It's interesting to walk through the ruins of previous civilizations. I wondered if that's what I was doing in Bristol, Rhode Island. July 4th is nothing. The parade is everything. But it's useful to remember that no-one went to the drive-in theater in the daytime. It's not the screen they came to see, but what was projected on it.

Me? It occurred to me that I'm looking at the blank, rusty screen among the weeds and the broken speaker poles now.

Sunday, July 01, 2007

Sales 101

Advertising has got to shift.

If you wish to advertise now, you have only one mission. People have got to want to look at the advertisement itself. Nothing else answers. Super Bowl ads are fantastically expensive not because so many people tune in, but because it's common that many, if not most of the audience, is going to watch the commercials for the entertainment value that's in them.

I don't have an opinion one way or another about Evian water. I rarely drink water out of a bottle. When I do, only its temperature and the shape of the spout would matter. There is no important difference from one bottled water to the next unless it is carbonated. Even then it's pretty much all the same.
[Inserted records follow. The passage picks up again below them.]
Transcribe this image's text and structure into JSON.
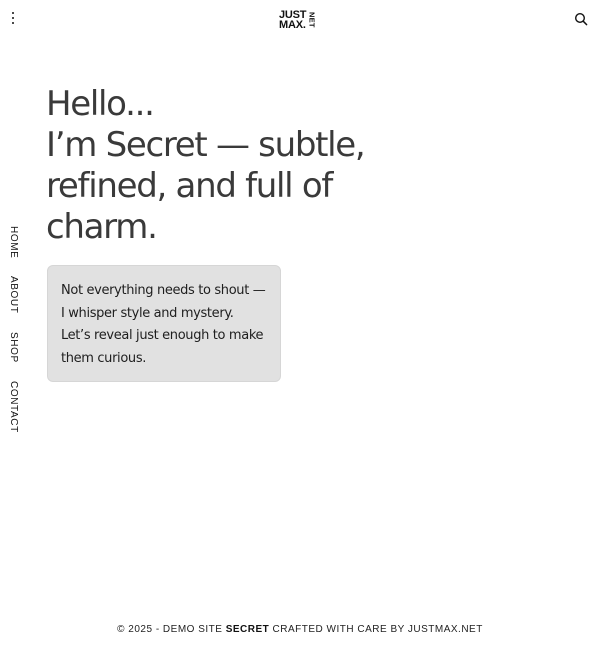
{
  "header": {
    "logo_line1": "JUST",
    "logo_line2": "MAX.",
    "logo_suffix": "NET",
    "menu_icon": "more-vertical-icon",
    "search_icon": "search-icon"
  },
  "side_nav": {
    "items": [
      {
        "label": "HOME"
      },
      {
        "label": "ABOUT"
      },
      {
        "label": "SHOP"
      },
      {
        "label": "CONTACT"
      }
    ]
  },
  "hero": {
    "title_lines": [
      "Hello...",
      "I’m Secret — subtle,",
      "refined, and full of",
      "charm."
    ],
    "intro_lines": [
      "Not everything needs to shout —",
      "I whisper style and mystery.",
      "Let’s reveal just enough to make",
      "them curious."
    ]
  },
  "footer": {
    "prefix": "© 2025 - DEMO SITE ",
    "site_name": "SECRET",
    "suffix": " CRAFTED WITH CARE BY JUSTMAX.NET"
  },
  "colors": {
    "background": "#ffffff",
    "text": "#111111",
    "heading": "#3a3a3a",
    "card_bg": "#e1e1e1"
  }
}
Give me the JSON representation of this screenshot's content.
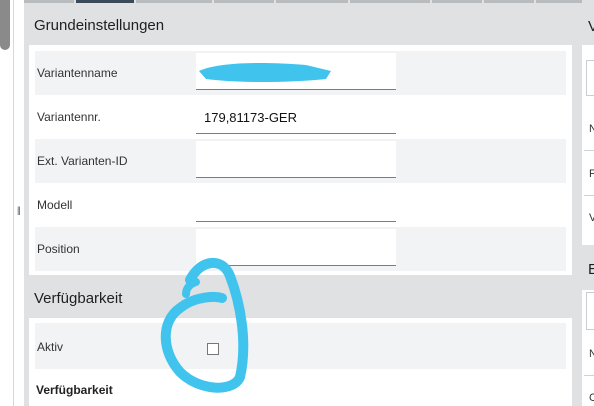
{
  "grundeinstellungen": {
    "title": "Grundeinstellungen",
    "fields": [
      {
        "label": "Variantenname",
        "value": ""
      },
      {
        "label": "Variantennr.",
        "value": "179,81173-GER"
      },
      {
        "label": "Ext. Varianten-ID",
        "value": ""
      },
      {
        "label": "Modell",
        "value": ""
      },
      {
        "label": "Position",
        "value": ""
      }
    ]
  },
  "verfuegbarkeit": {
    "title": "Verfügbarkeit",
    "aktiv_label": "Aktiv",
    "aktiv_checked": false,
    "sub_label": "Verfügbarkeit"
  },
  "right_column": {
    "header_1": "V",
    "letters": [
      "N",
      "F",
      "V"
    ],
    "header_2": "E",
    "letters_2": [
      "N",
      "C"
    ]
  },
  "annotation_colors": {
    "redaction": "#40c4ee",
    "marker": "#40c4ee"
  }
}
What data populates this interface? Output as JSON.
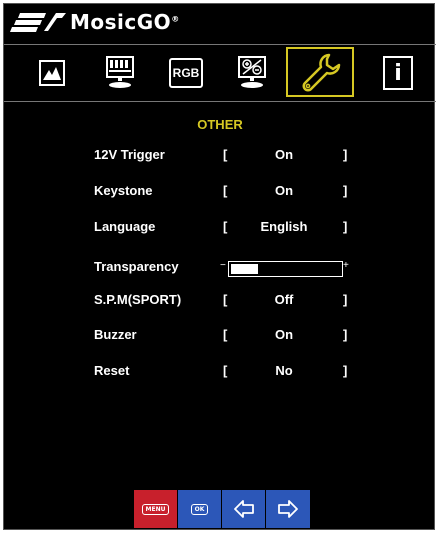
{
  "brand": {
    "name": "MosicGO",
    "registered": "®"
  },
  "tabs": [
    {
      "name": "tab-picture",
      "icon": "picture-icon"
    },
    {
      "name": "tab-display",
      "icon": "projector-icon"
    },
    {
      "name": "tab-rgb",
      "icon": "rgb-icon",
      "label": "RGB"
    },
    {
      "name": "tab-adjust",
      "icon": "plus-minus-screen-icon"
    },
    {
      "name": "tab-other",
      "icon": "wrench-icon",
      "active": true
    },
    {
      "name": "tab-info",
      "icon": "info-icon",
      "label": "i"
    }
  ],
  "menu": {
    "title": "OTHER",
    "items": [
      {
        "label": "12V Trigger",
        "value": "On"
      },
      {
        "label": "Keystone",
        "value": "On"
      },
      {
        "label": "Language",
        "value": "English"
      },
      {
        "label": "Transparency",
        "min_symbol": "−",
        "max_symbol": "+",
        "level_fraction": 0.25
      },
      {
        "label": "S.P.M(SPORT)",
        "value": "Off"
      },
      {
        "label": "Buzzer",
        "value": "On"
      },
      {
        "label": "Reset",
        "value": "No"
      }
    ],
    "bracket_left": "[",
    "bracket_right": "]"
  },
  "buttons": {
    "menu": "MENU",
    "ok": "OK",
    "left": "left-arrow-icon",
    "right": "right-arrow-icon"
  },
  "colors": {
    "accent": "#d6c823",
    "menu_button": "#c8202c",
    "nav_button": "#2c57b8",
    "background": "#000000"
  }
}
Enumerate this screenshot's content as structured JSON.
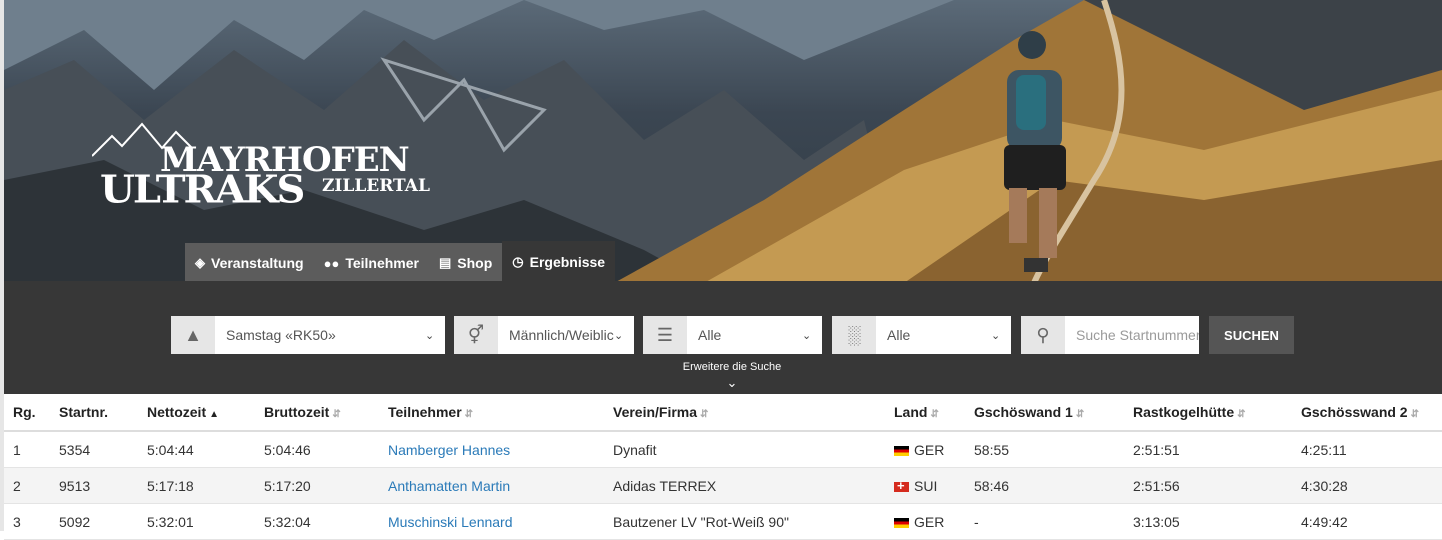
{
  "logo": {
    "line1": "MAYRHOFEN",
    "line2": "ULTRAKS",
    "line3": "ZILLERTAL"
  },
  "tabs": [
    {
      "label": "Veranstaltung",
      "icon": "tag-icon"
    },
    {
      "label": "Teilnehmer",
      "icon": "users-icon"
    },
    {
      "label": "Shop",
      "icon": "basket-icon"
    },
    {
      "label": "Ergebnisse",
      "icon": "clock-icon",
      "active": true
    }
  ],
  "filters": {
    "event": {
      "value": "Samstag «RK50»",
      "icon": "road-icon"
    },
    "gender": {
      "value": "Männlich/Weiblich",
      "icon": "gender-icon"
    },
    "category": {
      "value": "Alle",
      "icon": "list-icon"
    },
    "age": {
      "value": "Alle",
      "icon": "cake-icon"
    },
    "search": {
      "placeholder": "Suche Startnummer",
      "icon": "search-icon"
    },
    "search_button": "SUCHEN",
    "extended": "Erweitere die Suche"
  },
  "table": {
    "headers": [
      "Rg.",
      "Startnr.",
      "Nettozeit",
      "Bruttozeit",
      "Teilnehmer",
      "Verein/Firma",
      "Land",
      "Gschöswand 1",
      "Rastkogelhütte",
      "Gschösswand 2"
    ],
    "rows": [
      {
        "rank": "1",
        "bib": "5354",
        "net": "5:04:44",
        "gross": "5:04:46",
        "name": "Namberger Hannes",
        "club": "Dynafit",
        "country": "GER",
        "cp1": "58:55",
        "cp2": "2:51:51",
        "cp3": "4:25:11"
      },
      {
        "rank": "2",
        "bib": "9513",
        "net": "5:17:18",
        "gross": "5:17:20",
        "name": "Anthamatten Martin",
        "club": "Adidas TERREX",
        "country": "SUI",
        "cp1": "58:46",
        "cp2": "2:51:56",
        "cp3": "4:30:28"
      },
      {
        "rank": "3",
        "bib": "5092",
        "net": "5:32:01",
        "gross": "5:32:04",
        "name": "Muschinski Lennard",
        "club": "Bautzener LV \"Rot-Weiß 90\"",
        "country": "GER",
        "cp1": "-",
        "cp2": "3:13:05",
        "cp3": "4:49:42"
      }
    ]
  }
}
All that being said, I can't imagine that Evian is produced by soulless rapacious oligarchs after watching the following. Even if management had nothing to do with the production of the commercial, if they were heartless people they would have watched the video as a pitch from the ad company and said: That's sappy. Can't we have Chuck Norris or Britney Spears or something?

The most creative people in the world work in advertising. Always have. After all, Michelangelo Simoni Buonarroti's statue of Moses is just an advertisement for the dead Pope Julius, isn't it?

I imagine the reason why all the greatest visual work you're ever going to see is advertising of one sort or another is because a person that wants many others to like them or be interested in them hires the most talented persons in the visual and audio arts to make sure it happens. And artists go there to yoke their horses to a cart that's going somewhere, and has hay for the horse, too. All the frauds are in the art gallery.

I'm pretty sure it happens about the opposite of the common image of advertising for the most part. It's not the callow businessman ordering the nice artist to fool the public with pleasantries. Really callow businessmen always appear in their own ads and bark at you to come on down. No, I imagine that the immensely talented artist that wishes he was doing something else sorta edgy brings the businessman his idea for the campaign: "How about a dystopian future, where global warming has desertified the planet and a few tribes of Neo-cavemen battle it out with cudgels in a bone-strewn desert trying to kill one another for the last bottle of Evian?"

There is a short silence and some polite eye-rolling.

"I don't know..." says the executive. "How about some nice babies?"